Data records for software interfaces
──────────

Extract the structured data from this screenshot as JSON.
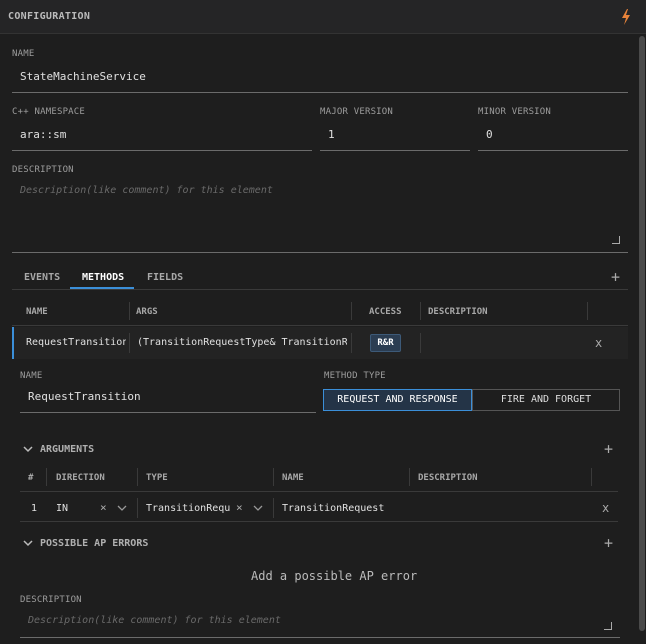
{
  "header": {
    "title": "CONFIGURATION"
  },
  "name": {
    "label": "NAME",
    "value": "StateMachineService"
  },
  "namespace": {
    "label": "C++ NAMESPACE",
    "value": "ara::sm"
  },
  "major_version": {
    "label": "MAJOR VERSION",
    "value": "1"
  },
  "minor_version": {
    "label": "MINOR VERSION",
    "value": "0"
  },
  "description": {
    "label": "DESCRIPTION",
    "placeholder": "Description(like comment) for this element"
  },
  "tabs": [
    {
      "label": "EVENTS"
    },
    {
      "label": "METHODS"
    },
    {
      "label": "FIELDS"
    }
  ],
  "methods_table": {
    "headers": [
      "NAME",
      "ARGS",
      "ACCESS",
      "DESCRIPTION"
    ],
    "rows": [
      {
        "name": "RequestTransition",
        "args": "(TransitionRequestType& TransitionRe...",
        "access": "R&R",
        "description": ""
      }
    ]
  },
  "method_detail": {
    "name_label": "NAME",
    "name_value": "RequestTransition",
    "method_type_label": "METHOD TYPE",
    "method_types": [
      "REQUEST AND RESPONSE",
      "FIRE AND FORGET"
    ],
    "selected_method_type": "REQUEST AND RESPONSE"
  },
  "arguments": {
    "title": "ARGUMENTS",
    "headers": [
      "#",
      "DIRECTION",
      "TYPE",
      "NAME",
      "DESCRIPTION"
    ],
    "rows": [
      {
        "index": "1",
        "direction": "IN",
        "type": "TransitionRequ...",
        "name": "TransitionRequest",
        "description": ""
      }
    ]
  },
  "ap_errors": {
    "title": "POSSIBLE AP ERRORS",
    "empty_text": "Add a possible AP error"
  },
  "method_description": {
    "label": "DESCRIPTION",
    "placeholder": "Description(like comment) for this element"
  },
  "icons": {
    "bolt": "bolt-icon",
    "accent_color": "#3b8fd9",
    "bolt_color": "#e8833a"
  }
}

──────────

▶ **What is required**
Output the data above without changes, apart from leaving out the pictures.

▶ **Answer to the problem**
Extract the structured data from this screenshot as JSON.
{
  "header": {
    "title": "CONFIGURATION"
  },
  "name": {
    "label": "NAME",
    "value": "StateMachineService"
  },
  "namespace": {
    "label": "C++ NAMESPACE",
    "value": "ara::sm"
  },
  "major_version": {
    "label": "MAJOR VERSION",
    "value": "1"
  },
  "minor_version": {
    "label": "MINOR VERSION",
    "value": "0"
  },
  "description": {
    "label": "DESCRIPTION",
    "placeholder": "Description(like comment) for this element"
  },
  "tabs": [
    {
      "label": "EVENTS"
    },
    {
      "label": "METHODS"
    },
    {
      "label": "FIELDS"
    }
  ],
  "methods_table": {
    "headers": [
      "NAME",
      "ARGS",
      "ACCESS",
      "DESCRIPTION"
    ],
    "rows": [
      {
        "name": "RequestTransition",
        "args": "(TransitionRequestType& TransitionRe...",
        "access": "R&R",
        "description": ""
      }
    ]
  },
  "method_detail": {
    "name_label": "NAME",
    "name_value": "RequestTransition",
    "method_type_label": "METHOD TYPE",
    "method_types": [
      "REQUEST AND RESPONSE",
      "FIRE AND FORGET"
    ],
    "selected_method_type": "REQUEST AND RESPONSE"
  },
  "arguments": {
    "title": "ARGUMENTS",
    "headers": [
      "#",
      "DIRECTION",
      "TYPE",
      "NAME",
      "DESCRIPTION"
    ],
    "rows": [
      {
        "index": "1",
        "direction": "IN",
        "type": "TransitionRequ...",
        "name": "TransitionRequest",
        "description": ""
      }
    ]
  },
  "ap_errors": {
    "title": "POSSIBLE AP ERRORS",
    "empty_text": "Add a possible AP error"
  },
  "method_description": {
    "label": "DESCRIPTION",
    "placeholder": "Description(like comment) for this element"
  },
  "icons": {
    "bolt": "bolt-icon",
    "accent_color": "#3b8fd9",
    "bolt_color": "#e8833a"
  }
}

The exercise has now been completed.